Teacher’s pet…hate

With day (who can remember) of lockdown arriving, your phone chirps excitedly, reporting “your homework” which has arrived for next week, ready to be downloaded and printed in advance.  Yes, best to be prepared!

The writer is sure that every parent out there will now be able to update their LinkedIn profile and more specifically their skill set, to include educator.   Being directly involved and particularly interested in the protection of IP, the first thought that came to mind, was copyright.  Well, that is actually a lie, the first thought that did come to mind was “how am I going to do this”.  Let us not digress.  The writer is fairly certain that the documents being diligently transmitted for home execution, do not constitute original works and most likely, were copied from a textbook at hand.
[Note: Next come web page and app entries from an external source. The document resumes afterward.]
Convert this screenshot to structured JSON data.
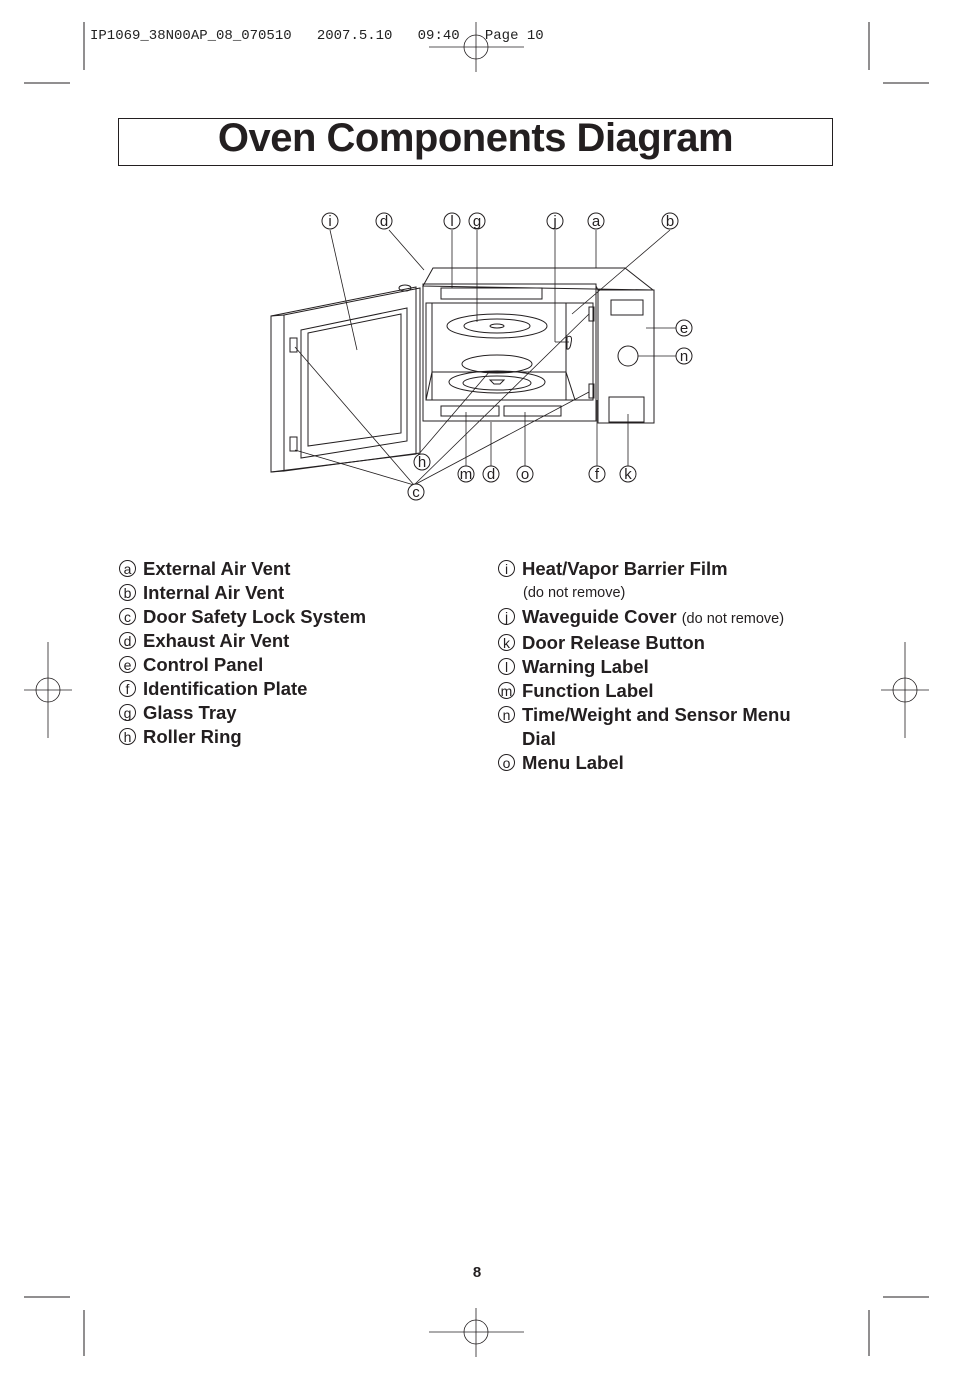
{
  "slug": "IP1069_38N00AP_08_070510   2007.5.10   09:40   Page 10",
  "title": "Oven Components Diagram",
  "diagram": {
    "callouts": [
      "i",
      "d",
      "l",
      "g",
      "j",
      "a",
      "b",
      "e",
      "n",
      "h",
      "c",
      "m",
      "d",
      "o",
      "f",
      "k"
    ]
  },
  "legend": {
    "left": [
      {
        "letter": "a",
        "label": "External Air Vent"
      },
      {
        "letter": "b",
        "label": "Internal Air Vent"
      },
      {
        "letter": "c",
        "label": "Door Safety Lock System"
      },
      {
        "letter": "d",
        "label": "Exhaust Air Vent"
      },
      {
        "letter": "e",
        "label": "Control Panel"
      },
      {
        "letter": "f",
        "label": "Identification Plate"
      },
      {
        "letter": "g",
        "label": "Glass Tray"
      },
      {
        "letter": "h",
        "label": "Roller Ring"
      }
    ],
    "right": [
      {
        "letter": "i",
        "label": "Heat/Vapor Barrier Film",
        "subnote": "(do not remove)"
      },
      {
        "letter": "j",
        "label": "Waveguide Cover",
        "note": "(do not remove)"
      },
      {
        "letter": "k",
        "label": "Door Release Button"
      },
      {
        "letter": "l",
        "label": "Warning Label"
      },
      {
        "letter": "m",
        "label": "Function Label"
      },
      {
        "letter": "n",
        "label": "Time/Weight and Sensor Menu",
        "label2": "Dial"
      },
      {
        "letter": "o",
        "label": "Menu Label"
      }
    ]
  },
  "page_number": "8"
}
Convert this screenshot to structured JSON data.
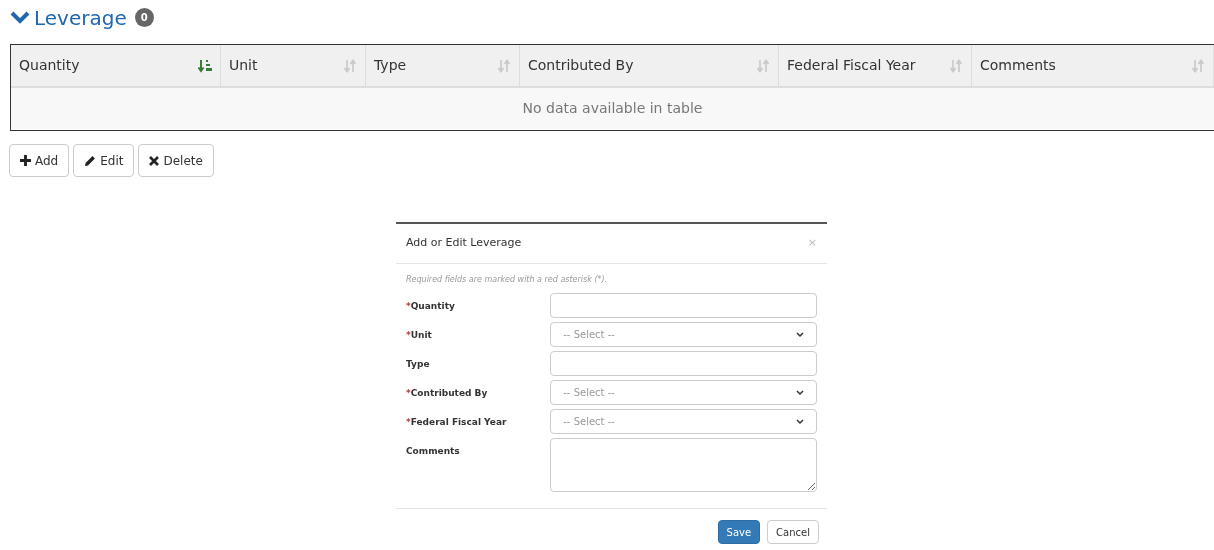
{
  "section": {
    "title": "Leverage",
    "count": "0",
    "expanded": true
  },
  "table": {
    "columns": [
      {
        "label": "Quantity",
        "sorted": true
      },
      {
        "label": "Unit",
        "sorted": false
      },
      {
        "label": "Type",
        "sorted": false
      },
      {
        "label": "Contributed By",
        "sorted": false
      },
      {
        "label": "Federal Fiscal Year",
        "sorted": false
      },
      {
        "label": "Comments",
        "sorted": false
      }
    ],
    "empty_message": "No data available in table"
  },
  "actions": [
    {
      "kind": "add",
      "label": "Add"
    },
    {
      "kind": "edit",
      "label": "Edit"
    },
    {
      "kind": "delete",
      "label": "Delete"
    }
  ],
  "dialog": {
    "title": "Add or Edit Leverage",
    "close": "×",
    "note": "Required fields are marked with a red asterisk (*).",
    "fields": [
      {
        "label": "Quantity",
        "required_mark": "*",
        "kind": "text"
      },
      {
        "label": "Unit",
        "required_mark": "*",
        "kind": "select",
        "placeholder": "-- Select --"
      },
      {
        "label": "Type",
        "kind": "text"
      },
      {
        "label": "Contributed By",
        "required_mark": "*",
        "kind": "select",
        "placeholder": "-- Select --"
      },
      {
        "label": "Federal Fiscal Year",
        "required_mark": "*",
        "kind": "select",
        "placeholder": "-- Select --"
      },
      {
        "label": "Comments",
        "kind": "textarea"
      }
    ],
    "buttons": [
      {
        "kind": "primary",
        "label": "Save"
      },
      {
        "kind": "default",
        "label": "Cancel"
      }
    ]
  }
}
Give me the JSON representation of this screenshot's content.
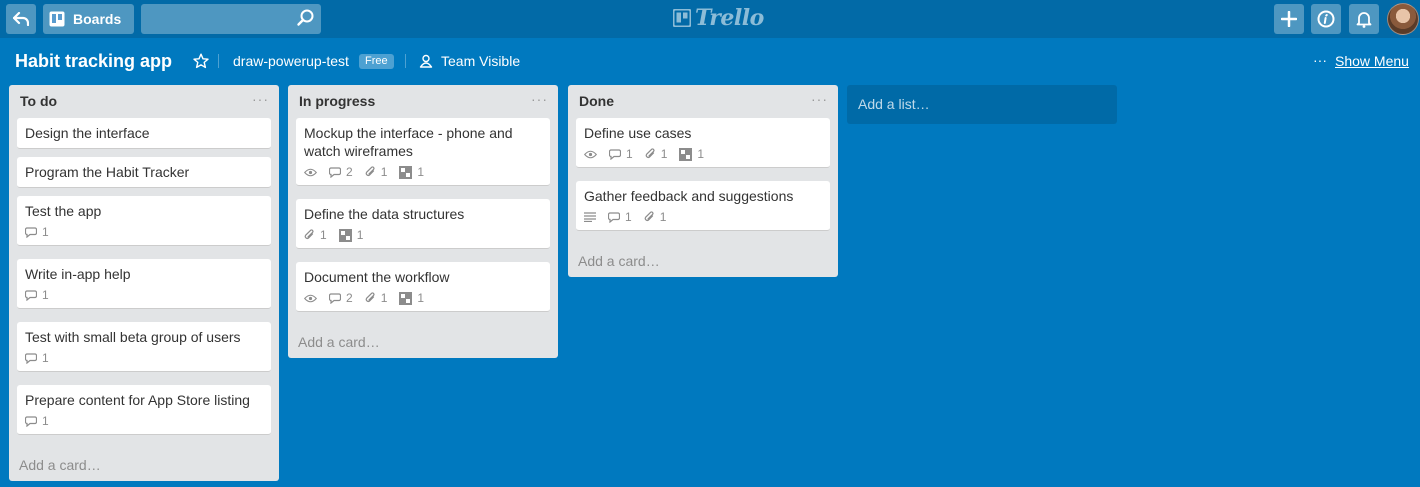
{
  "header": {
    "boards_label": "Boards",
    "search_placeholder": "",
    "logo_text": "Trello"
  },
  "board": {
    "title": "Habit tracking app",
    "org": "draw-powerup-test",
    "org_badge": "Free",
    "visibility": "Team Visible",
    "menu_dots": "···",
    "show_menu": "Show Menu"
  },
  "lists": [
    {
      "title": "To do",
      "add_card": "Add a card…",
      "cards": [
        {
          "title": "Design the interface"
        },
        {
          "title": "Program the Habit Tracker"
        },
        {
          "title": "Test the app",
          "comments": "1"
        },
        {
          "title": "Write in-app help",
          "comments": "1"
        },
        {
          "title": "Test with small beta group of users",
          "comments": "1"
        },
        {
          "title": "Prepare content for App Store listing",
          "comments": "1"
        }
      ]
    },
    {
      "title": "In progress",
      "add_card": "Add a card…",
      "cards": [
        {
          "title": "Mockup the interface - phone and watch wireframes",
          "comments": "2",
          "attachments": "1",
          "checklist": "1"
        },
        {
          "title": "Define the data structures",
          "attachments": "1",
          "checklist": "1"
        },
        {
          "title": "Document the workflow",
          "comments": "2",
          "attachments": "1",
          "checklist": "1"
        }
      ]
    },
    {
      "title": "Done",
      "add_card": "Add a card…",
      "cards": [
        {
          "title": "Define use cases",
          "comments": "1",
          "attachments": "1",
          "checklist": "1"
        },
        {
          "title": "Gather feedback and suggestions",
          "comments": "1",
          "attachments": "1"
        }
      ]
    }
  ],
  "add_list": "Add a list…",
  "list_menu": "···",
  "colors": {
    "board_bg": "#0079bf",
    "header_bg": "#026aa7",
    "list_bg": "#e2e4e6"
  }
}
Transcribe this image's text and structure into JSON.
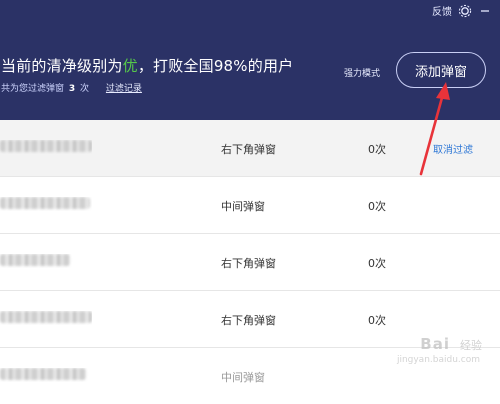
{
  "topbar": {
    "feedback_label": "反馈"
  },
  "header": {
    "status_prefix": "当前的清净级别为",
    "status_grade": "优",
    "status_suffix": "，打败全国98%的用户",
    "sub_prefix": "共为您过滤弹窗",
    "sub_count": "3",
    "sub_unit": "次",
    "history_link": "过滤记录",
    "mode_label": "强力模式",
    "add_button_label": "添加弹窗"
  },
  "table": {
    "rows": [
      {
        "type": "右下角弹窗",
        "count": "0次",
        "action": "取消过滤"
      },
      {
        "type": "中间弹窗",
        "count": "0次"
      },
      {
        "type": "右下角弹窗",
        "count": "0次"
      },
      {
        "type": "右下角弹窗",
        "count": "0次"
      },
      {
        "type": "中间弹窗"
      }
    ]
  },
  "watermark": {
    "logo": "Bai",
    "text": "经验",
    "url": "jingyan.baidu.com"
  },
  "colors": {
    "header_bg": "#2b3266",
    "grade_green": "#56c84a",
    "link_blue": "#2f78d6",
    "arrow_red": "#e8333a"
  }
}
In addition to being worried that you have not correctly conveyed what should be identified as nouns and adverbs in a sentence, parents should not have the added stress of wondering whether they have been breaking the law.  The scenario the writer has in mind is somewhat different to the pdf versions of famous South African magazines making the rounds.  It must be mentioned that these pdf documents were quickly retracted by the unknowing senders when, most likely, someone in the IP field was called in haste to assist.

What the writer wishes to reassure parents/educators about, is the transmission of copied parts of textbooks, for purposes of completing schoolwork at home.  All things being equal, the textbooks being copied are most likely protected and copyright still subsists in the various works making up the textbook.  The reproduction of a copyright work (read “the making of a copy”) is included in the list of acts covered by the current South African Copyright Act, which only the owner of copyright is entitled, exclusively, to do or authorise anyone else to do.  So, if you make a copy of a copyright protected work or a substantial part of it, this should constitute infringement.   By the way, storing the homework you receive from school and actually printing a copy, both constitute making a copy of the work.  Also, a substantial part of the work, does not mean the entire textbook.

Before you angrily dial the relevant teacher who has now made this your problem, fortunately, our Copyright Act also provides for some exceptions in respect of the reproduction of copyright work.  Our Act states that copyright shall not be infringed if a literary work is used solely, and then only to the extent reasonably necessary, for purposes of private study by, or the personal or private use of, the person using the work.  Being in lockdown, no doubt private study is all that is taking place.  Ok, so that covers your copy at home.  What about the quaranteacher (cute new name being thrown around), sending the work home?

Our Copyright Act further provides that the copyright in a literary work shall not be infringed by using such work, to the extent justified by the purpose, by way of illustration in any publication, broadcast or sound or visual record for teaching – provided that such use shall be compatible with fair practice and that the source shall be mentioned, as well as the name of the author if it appears on the work.  Ok, so arguably, most scenarios would be covered … if the teacher remembers to also include the name of the source, as well as the name of the author. The writer highly doubts that semantics will play a big role in the current climate, but hey, we are busy with schooling and rules are rules.

Fortunately, the Regulations to our Copyright Act in fact give teachers a free pass in these circumstances, as multiple copies (not exceeding one copy per pupil per course) may be made by or for a teacher for class-room use or discussion, provided that copies may not be used to create, replace or be used as a substitute for the purchase of books.  For now, the “class-room” lives in a virtual space but we all know that lockdown will end and it is certainly foreseeable that the textbooks being copied, were previously purchased for conventional schooling (how we long for those days).

Phew, looks like this is one item to be ticked off the list.  Happy educating everyone!

Written by Jani Cronjé

Partner at Adams & Adams and educator of primary school children

Jani Cronjé
Partner | Trade Mark Attorney